The art of sericulture and the fascination of Bombyx Mori, with a visit Jiangsu Fu'an Silk and Cocoon Co Ltd
One of the jewels in the crown of our trip was to be a visit to a sericulture plant and we learnt early in our planning with Jade, of Jiangsu Artall Cultural Industries, that the company owned a sericulture business near Haian, in the east of Jiangsu Province. It was a three hour drive from Nanjing, but Jade kindly organised transport and after an easy journey we arrived in the small town of Fu'anzhen in time for lunch at a little family fish restaurant. The meal was a real treat with fish soup and scorpion fish.

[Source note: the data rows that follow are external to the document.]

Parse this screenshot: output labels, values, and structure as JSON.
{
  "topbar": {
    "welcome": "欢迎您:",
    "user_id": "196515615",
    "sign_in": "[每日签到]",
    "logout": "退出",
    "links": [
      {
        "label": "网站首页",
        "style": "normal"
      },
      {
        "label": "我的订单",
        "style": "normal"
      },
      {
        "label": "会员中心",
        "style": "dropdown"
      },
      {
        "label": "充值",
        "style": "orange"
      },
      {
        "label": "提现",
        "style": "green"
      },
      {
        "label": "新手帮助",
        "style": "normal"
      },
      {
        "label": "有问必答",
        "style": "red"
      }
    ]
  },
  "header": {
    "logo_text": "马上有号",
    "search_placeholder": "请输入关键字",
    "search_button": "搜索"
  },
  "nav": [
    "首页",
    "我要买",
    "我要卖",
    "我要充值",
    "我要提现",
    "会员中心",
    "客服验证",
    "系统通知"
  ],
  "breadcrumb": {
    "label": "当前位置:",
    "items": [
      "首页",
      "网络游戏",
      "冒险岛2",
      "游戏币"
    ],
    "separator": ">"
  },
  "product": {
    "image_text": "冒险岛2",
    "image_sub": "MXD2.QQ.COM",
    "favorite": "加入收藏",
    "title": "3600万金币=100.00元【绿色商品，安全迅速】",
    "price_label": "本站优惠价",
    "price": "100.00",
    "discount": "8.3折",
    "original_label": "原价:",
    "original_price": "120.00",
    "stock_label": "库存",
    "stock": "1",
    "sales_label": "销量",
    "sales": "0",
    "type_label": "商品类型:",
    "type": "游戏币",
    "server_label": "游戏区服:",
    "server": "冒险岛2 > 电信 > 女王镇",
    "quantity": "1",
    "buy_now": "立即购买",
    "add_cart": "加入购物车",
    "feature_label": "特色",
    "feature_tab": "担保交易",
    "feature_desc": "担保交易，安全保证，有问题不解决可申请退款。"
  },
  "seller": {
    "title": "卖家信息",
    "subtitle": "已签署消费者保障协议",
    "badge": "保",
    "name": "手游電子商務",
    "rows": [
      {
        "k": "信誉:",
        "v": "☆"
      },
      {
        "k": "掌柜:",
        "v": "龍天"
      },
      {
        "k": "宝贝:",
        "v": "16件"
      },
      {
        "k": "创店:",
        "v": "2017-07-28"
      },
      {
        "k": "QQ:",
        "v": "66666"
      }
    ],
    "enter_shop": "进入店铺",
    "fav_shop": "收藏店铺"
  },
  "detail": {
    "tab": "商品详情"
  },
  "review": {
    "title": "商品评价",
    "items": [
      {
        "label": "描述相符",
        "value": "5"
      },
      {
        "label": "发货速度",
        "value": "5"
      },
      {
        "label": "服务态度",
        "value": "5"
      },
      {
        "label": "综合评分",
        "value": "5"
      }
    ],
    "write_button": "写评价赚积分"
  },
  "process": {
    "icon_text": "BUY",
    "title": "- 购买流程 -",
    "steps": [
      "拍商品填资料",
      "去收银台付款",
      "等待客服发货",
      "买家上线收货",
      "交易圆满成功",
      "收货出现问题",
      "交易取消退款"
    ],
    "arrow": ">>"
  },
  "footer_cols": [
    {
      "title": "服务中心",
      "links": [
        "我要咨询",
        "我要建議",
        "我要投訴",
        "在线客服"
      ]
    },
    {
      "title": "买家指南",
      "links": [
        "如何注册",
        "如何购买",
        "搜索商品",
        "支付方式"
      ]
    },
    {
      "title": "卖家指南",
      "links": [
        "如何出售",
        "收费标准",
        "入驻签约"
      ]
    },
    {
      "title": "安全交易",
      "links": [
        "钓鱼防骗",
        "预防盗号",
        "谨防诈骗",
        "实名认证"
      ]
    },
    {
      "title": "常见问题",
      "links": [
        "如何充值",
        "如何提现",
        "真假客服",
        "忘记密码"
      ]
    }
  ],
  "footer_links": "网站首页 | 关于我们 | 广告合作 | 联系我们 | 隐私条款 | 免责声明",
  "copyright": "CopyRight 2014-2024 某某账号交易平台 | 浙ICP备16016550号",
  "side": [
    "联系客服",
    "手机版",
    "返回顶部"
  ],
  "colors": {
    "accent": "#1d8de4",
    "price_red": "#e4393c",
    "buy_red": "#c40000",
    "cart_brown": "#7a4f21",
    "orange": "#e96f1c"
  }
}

Afterwards we arrived at the Jiangsu Fuan Cocoon & Silk Co Ltd where we were ushered into a large reception room and met the director Mr Lu. After a conversation with him and Jade we saw a promotional film about the company before proceeding on a whistle stop tour, spread across 5 different sites in the area around Fu'anzhen. One of the things we really wanted to see was the silkworms themselves and we’d heard that the noise of them munching on mulberry leaves could make quite a racket, something that Stuart was looking forward to recording!
First we visited the main site which focused on the spinning and weaving. There were countless machines and with several of the manufacturing processes being undertaken, including silk extraction, sorting, spinning and reeling. Each area was very loud with its own sounds of industry which we documented as we walked around. Most of the mechanised jobs were done by women with manual jobs being shared by women and men. The looms were highly mechanised, modern and mostly rapier looms, some making fabric double the width of any we had seen before. Operators were responsible for working rows of looms working simultaneously rather than just one machine. The company were producing a range of cloth, some with traditional motifs and some with modern abstracted Chinese patterns, possibly for high-end furnishing fabrics.
The second site was between the villages where we saw fields of Mulberry trees in different stages of growth. With the climate in Hai'an, plants and trees can be at any stage of the four seasons. We saw one field lush and green and ready to pick whilst an adjacent one had yellowing leaves as it was going into autumn. All were grown in quite close rows and pollarded with a row of lime trees at the edge of the fields as a shelter belt.
Nearby were the silk worm breeding sheds. Mr Lu had explained that the choice of species of silkworm and trees was very scientific having been highly developed over a long time. So when we saw the open shed with silk worms on tiered trestles covered with woven bamboo it seem quite low tech. It was fascinating to behold and you could hear the silkworms eating the mulberry leaves and see them at different stages of becoming pupae, on their way to developing cocoons. The process was all done by hand, no mechanisation in sight.
As we drove to the next site it was great to see the area's rural ways of life with many people working the fields and going about their daily business. We arrived at a large warehouse with huge piles of baskets and sacks of cocoons where they were being dried and stored. Once dried they were then ready for the process of extracting the silk from the cocoon.
We really appreciated the visit, it was an enlightening experience for our project and our understanding of sericulture and silk production.